Date: November 19, 2003To the editor (Star Tribune):
Subject: My recent letters to the editor
While we pat ourselves on the back over Minnesota's first-place rank in the National Assessement of Educational Progress (NAEP) math assessment, we should understand that the role of the NAEP is to enforce compliance with the "voluntary" national standards under No Child Left Behind. Since the Profile of Learning was aligned with the national "fuzzy math" standards ("a large percentage of constructed-response questions and questions that require the use of calculators and other materials" according to the NAEP web site), and what gets tested gets taught, it should come as no surprise that we're number one.
To D.J. Tice (Pioneer Press):
Thanks for another cogent analysis of the debate over the draft social studies standards.
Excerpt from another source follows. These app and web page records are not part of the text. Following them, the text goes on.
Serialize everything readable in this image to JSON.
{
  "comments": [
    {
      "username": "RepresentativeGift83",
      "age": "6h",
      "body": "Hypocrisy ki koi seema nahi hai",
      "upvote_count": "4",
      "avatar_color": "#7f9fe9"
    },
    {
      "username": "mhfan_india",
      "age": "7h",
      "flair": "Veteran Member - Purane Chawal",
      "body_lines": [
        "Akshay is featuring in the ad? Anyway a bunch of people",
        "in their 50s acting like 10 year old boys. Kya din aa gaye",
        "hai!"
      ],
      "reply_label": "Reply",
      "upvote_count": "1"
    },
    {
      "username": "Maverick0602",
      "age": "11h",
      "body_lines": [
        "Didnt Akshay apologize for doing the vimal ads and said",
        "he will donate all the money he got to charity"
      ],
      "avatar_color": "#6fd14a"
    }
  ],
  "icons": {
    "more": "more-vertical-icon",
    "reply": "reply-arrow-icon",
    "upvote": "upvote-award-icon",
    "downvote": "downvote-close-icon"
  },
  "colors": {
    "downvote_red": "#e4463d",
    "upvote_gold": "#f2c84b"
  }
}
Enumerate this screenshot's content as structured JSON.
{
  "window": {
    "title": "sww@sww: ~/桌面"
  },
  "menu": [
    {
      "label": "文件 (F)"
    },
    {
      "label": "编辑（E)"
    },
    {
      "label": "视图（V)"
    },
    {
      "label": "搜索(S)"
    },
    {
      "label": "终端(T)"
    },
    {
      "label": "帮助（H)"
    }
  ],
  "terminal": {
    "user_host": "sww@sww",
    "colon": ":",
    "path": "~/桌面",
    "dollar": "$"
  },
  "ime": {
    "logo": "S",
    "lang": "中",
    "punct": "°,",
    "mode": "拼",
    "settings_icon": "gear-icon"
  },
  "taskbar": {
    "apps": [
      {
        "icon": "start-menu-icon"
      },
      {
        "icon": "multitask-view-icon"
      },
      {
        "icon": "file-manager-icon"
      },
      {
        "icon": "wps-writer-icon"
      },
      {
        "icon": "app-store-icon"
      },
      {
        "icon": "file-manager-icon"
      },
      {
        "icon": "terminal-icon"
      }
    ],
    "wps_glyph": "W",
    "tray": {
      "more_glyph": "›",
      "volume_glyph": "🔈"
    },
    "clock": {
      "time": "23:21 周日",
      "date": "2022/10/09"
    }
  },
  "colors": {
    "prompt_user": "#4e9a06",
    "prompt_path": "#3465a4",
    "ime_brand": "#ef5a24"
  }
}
Detractors of the new standards continually elevate "higher order thinking skills" and disparage "life-draining, robotic rote memorization, regurgitation, and parroting of hundreds of mere trivial factoids." Talk about a false choice.
Minnesota's kids, as you put it, are "better off knowing a few facts, if only so they can understand the opinions they're 'forming.'" In social studies, "higher order thinking" without a foundation of facts is indoctrination. Lenin understood this when he said, "Take away a people's heritage and they are easily persuaded."